WORKING DATA ->
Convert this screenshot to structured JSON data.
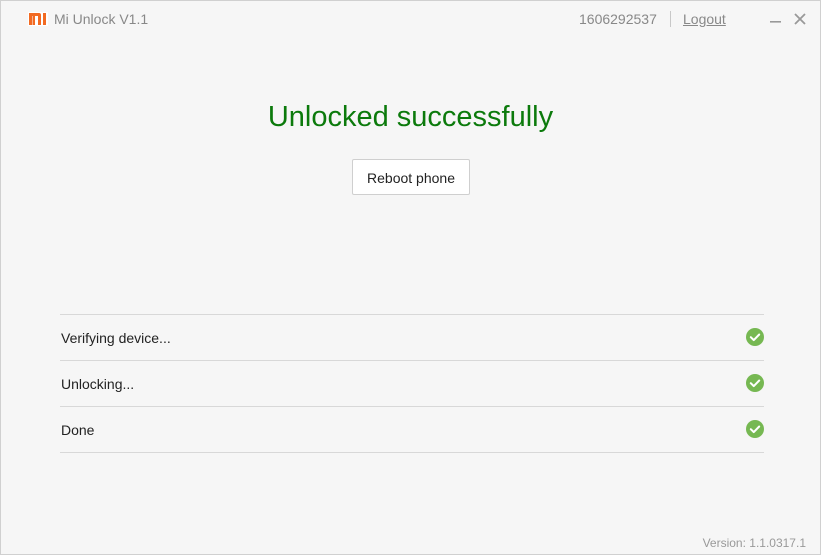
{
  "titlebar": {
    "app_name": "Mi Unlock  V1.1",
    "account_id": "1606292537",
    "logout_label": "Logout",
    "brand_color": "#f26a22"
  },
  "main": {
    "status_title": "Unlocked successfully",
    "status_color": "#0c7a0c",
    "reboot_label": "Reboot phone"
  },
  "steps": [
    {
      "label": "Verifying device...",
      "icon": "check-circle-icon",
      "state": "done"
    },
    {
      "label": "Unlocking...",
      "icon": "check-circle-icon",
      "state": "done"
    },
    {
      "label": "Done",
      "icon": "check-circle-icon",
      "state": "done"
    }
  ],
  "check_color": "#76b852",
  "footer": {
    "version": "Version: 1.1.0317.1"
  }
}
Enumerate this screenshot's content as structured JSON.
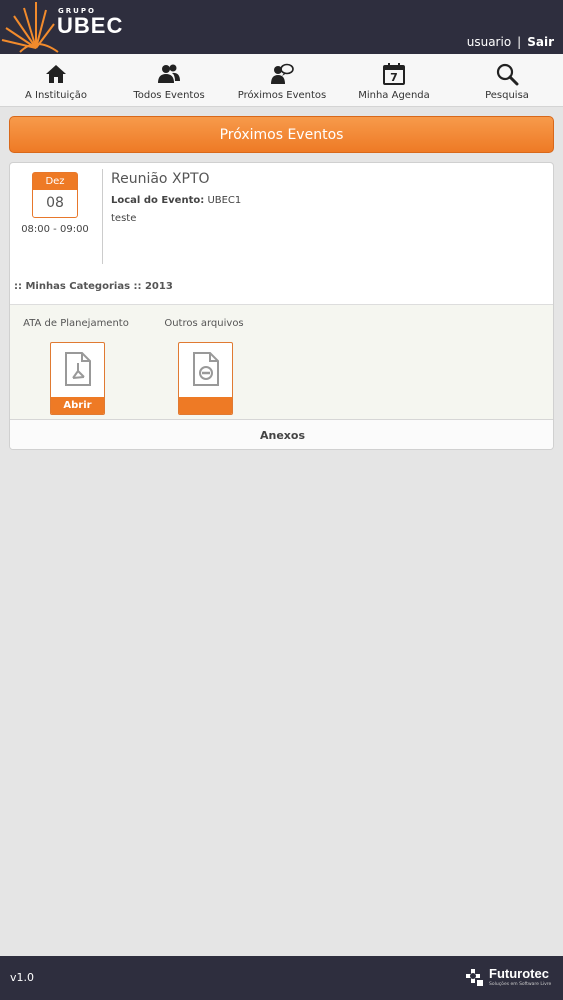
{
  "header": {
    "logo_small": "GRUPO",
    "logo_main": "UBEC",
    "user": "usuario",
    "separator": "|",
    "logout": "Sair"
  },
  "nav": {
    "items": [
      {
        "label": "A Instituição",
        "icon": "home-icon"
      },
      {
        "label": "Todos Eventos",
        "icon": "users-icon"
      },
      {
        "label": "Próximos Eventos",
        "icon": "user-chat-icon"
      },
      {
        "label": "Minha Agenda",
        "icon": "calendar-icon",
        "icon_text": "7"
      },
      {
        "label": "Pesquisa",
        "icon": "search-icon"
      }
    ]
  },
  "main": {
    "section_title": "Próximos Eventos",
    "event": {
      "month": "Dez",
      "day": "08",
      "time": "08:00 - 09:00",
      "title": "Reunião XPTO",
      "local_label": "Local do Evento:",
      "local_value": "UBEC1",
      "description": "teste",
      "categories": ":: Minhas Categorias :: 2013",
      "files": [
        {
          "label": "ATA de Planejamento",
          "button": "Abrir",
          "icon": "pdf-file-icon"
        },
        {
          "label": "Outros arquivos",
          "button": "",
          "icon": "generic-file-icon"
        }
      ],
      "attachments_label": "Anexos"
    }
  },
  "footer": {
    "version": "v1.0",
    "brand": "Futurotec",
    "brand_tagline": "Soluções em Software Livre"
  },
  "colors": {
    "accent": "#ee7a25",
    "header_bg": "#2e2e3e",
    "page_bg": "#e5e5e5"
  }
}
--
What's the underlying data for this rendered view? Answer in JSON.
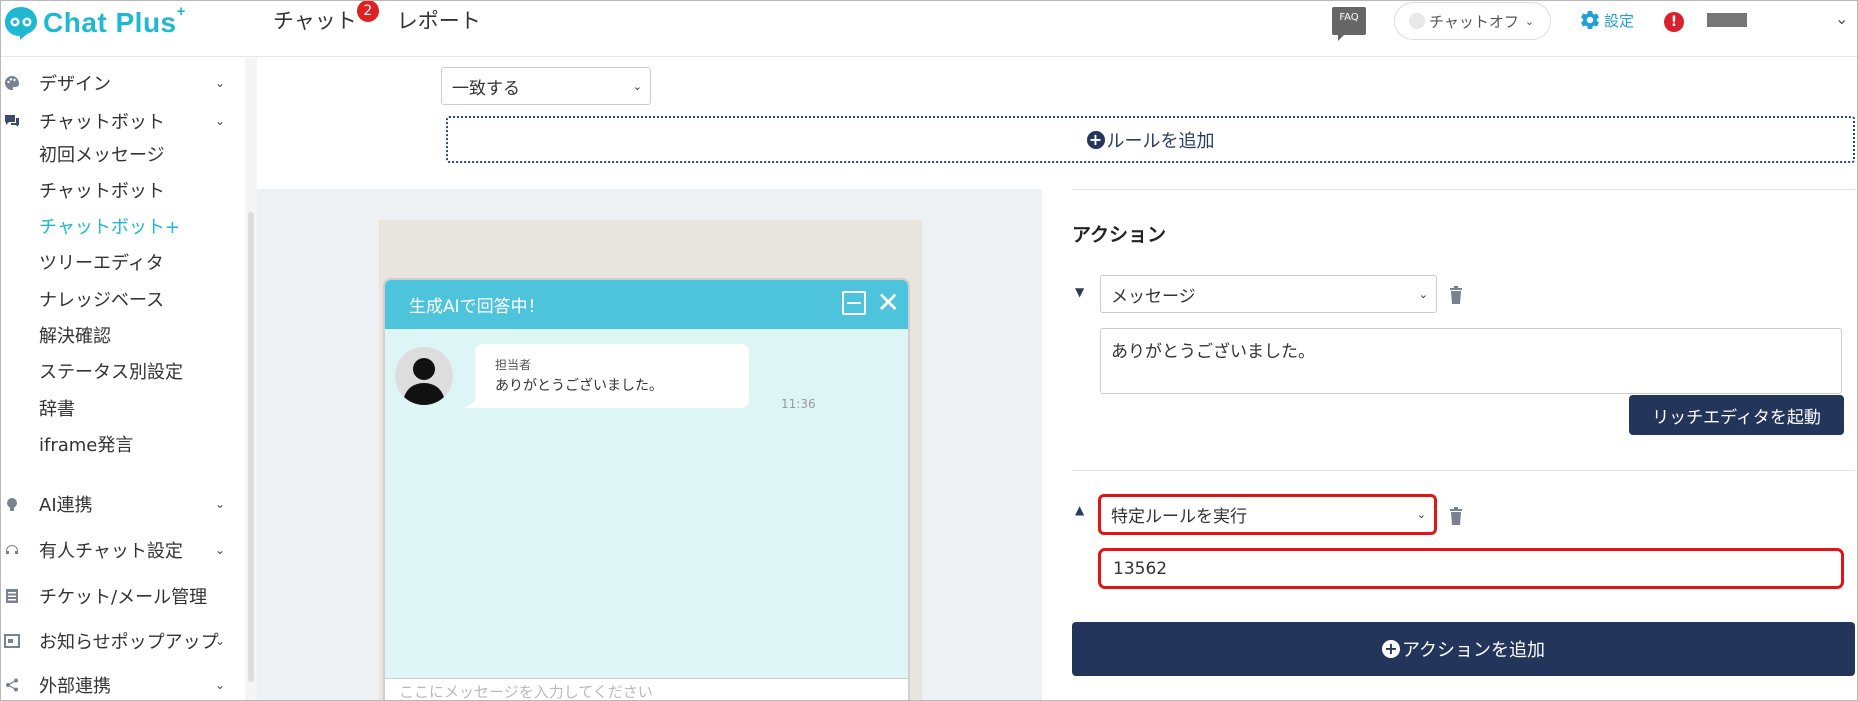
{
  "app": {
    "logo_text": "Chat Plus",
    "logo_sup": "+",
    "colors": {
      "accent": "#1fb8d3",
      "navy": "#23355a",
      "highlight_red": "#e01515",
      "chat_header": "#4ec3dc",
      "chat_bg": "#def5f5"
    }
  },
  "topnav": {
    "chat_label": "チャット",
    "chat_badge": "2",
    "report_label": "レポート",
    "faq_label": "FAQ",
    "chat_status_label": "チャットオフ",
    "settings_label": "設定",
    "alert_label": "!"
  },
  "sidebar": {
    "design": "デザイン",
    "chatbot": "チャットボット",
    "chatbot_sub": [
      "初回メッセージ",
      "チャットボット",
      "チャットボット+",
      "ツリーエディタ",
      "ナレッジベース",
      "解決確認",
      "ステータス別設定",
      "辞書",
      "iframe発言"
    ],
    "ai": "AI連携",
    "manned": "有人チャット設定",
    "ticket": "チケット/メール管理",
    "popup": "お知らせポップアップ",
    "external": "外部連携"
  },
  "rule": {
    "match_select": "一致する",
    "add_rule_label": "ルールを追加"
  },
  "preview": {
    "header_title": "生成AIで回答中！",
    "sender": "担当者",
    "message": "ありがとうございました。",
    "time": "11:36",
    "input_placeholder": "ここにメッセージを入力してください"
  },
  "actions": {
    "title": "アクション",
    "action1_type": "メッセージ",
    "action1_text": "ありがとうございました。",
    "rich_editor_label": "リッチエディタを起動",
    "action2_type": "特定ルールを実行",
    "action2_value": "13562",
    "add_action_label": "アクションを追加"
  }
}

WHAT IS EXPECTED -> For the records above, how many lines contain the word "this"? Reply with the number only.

THE COMPLETED TASK -> 3